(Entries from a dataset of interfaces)
- Opening Delimiter -

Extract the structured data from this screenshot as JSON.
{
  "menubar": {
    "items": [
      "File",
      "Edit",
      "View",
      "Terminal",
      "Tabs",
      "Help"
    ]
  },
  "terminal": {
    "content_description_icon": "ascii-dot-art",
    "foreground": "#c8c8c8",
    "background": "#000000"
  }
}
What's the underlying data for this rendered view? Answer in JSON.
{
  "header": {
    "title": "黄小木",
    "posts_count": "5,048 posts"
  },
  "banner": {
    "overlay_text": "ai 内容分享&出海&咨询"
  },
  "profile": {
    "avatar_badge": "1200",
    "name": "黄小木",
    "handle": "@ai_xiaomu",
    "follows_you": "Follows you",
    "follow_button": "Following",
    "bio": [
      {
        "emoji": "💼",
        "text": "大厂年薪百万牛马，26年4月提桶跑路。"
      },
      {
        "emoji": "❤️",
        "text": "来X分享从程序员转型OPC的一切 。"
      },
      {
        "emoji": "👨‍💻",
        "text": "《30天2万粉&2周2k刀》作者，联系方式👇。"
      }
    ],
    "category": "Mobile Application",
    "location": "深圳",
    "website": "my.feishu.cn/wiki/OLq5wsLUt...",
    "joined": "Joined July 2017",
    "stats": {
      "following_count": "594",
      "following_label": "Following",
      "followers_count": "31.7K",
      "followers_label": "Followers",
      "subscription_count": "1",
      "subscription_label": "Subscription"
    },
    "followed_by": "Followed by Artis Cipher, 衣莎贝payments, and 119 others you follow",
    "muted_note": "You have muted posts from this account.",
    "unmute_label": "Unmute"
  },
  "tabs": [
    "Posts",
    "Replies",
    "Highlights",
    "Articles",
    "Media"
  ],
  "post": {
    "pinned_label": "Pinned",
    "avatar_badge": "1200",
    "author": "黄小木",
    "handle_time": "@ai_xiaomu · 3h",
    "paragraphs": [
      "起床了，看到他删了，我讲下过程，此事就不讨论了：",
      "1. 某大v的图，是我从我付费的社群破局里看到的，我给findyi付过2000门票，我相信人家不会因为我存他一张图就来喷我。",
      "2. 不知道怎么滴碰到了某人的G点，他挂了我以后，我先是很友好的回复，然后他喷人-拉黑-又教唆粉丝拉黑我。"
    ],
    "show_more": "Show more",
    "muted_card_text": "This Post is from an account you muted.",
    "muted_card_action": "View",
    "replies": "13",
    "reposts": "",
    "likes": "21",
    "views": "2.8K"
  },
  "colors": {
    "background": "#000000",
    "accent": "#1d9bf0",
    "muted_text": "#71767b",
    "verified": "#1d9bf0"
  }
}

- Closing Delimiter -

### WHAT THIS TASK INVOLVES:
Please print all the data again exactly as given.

### RESULT OF THE EXERCISE:
Extract the structured data from this screenshot as JSON.
{
  "menubar": {
    "items": [
      "File",
      "Edit",
      "View",
      "Terminal",
      "Tabs",
      "Help"
    ]
  },
  "terminal": {
    "content_description_icon": "ascii-dot-art",
    "foreground": "#c8c8c8",
    "background": "#000000"
  }
}
What's the underlying data for this rendered view? Answer in JSON.
{
  "header": {
    "title": "黄小木",
    "posts_count": "5,048 posts"
  },
  "banner": {
    "overlay_text": "ai 内容分享&出海&咨询"
  },
  "profile": {
    "avatar_badge": "1200",
    "name": "黄小木",
    "handle": "@ai_xiaomu",
    "follows_you": "Follows you",
    "follow_button": "Following",
    "bio": [
      {
        "emoji": "💼",
        "text": "大厂年薪百万牛马，26年4月提桶跑路。"
      },
      {
        "emoji": "❤️",
        "text": "来X分享从程序员转型OPC的一切 。"
      },
      {
        "emoji": "👨‍💻",
        "text": "《30天2万粉&2周2k刀》作者，联系方式👇。"
      }
    ],
    "category": "Mobile Application",
    "location": "深圳",
    "website": "my.feishu.cn/wiki/OLq5wsLUt...",
    "joined": "Joined July 2017",
    "stats": {
      "following_count": "594",
      "following_label": "Following",
      "followers_count": "31.7K",
      "followers_label": "Followers",
      "subscription_count": "1",
      "subscription_label": "Subscription"
    },
    "followed_by": "Followed by Artis Cipher, 衣莎贝payments, and 119 others you follow",
    "muted_note": "You have muted posts from this account.",
    "unmute_label": "Unmute"
  },
  "tabs": [
    "Posts",
    "Replies",
    "Highlights",
    "Articles",
    "Media"
  ],
  "post": {
    "pinned_label": "Pinned",
    "avatar_badge": "1200",
    "author": "黄小木",
    "handle_time": "@ai_xiaomu · 3h",
    "paragraphs": [
      "起床了，看到他删了，我讲下过程，此事就不讨论了：",
      "1. 某大v的图，是我从我付费的社群破局里看到的，我给findyi付过2000门票，我相信人家不会因为我存他一张图就来喷我。",
      "2. 不知道怎么滴碰到了某人的G点，他挂了我以后，我先是很友好的回复，然后他喷人-拉黑-又教唆粉丝拉黑我。"
    ],
    "show_more": "Show more",
    "muted_card_text": "This Post is from an account you muted.",
    "muted_card_action": "View",
    "replies": "13",
    "reposts": "",
    "likes": "21",
    "views": "2.8K"
  },
  "colors": {
    "background": "#000000",
    "accent": "#1d9bf0",
    "muted_text": "#71767b",
    "verified": "#1d9bf0"
  }
}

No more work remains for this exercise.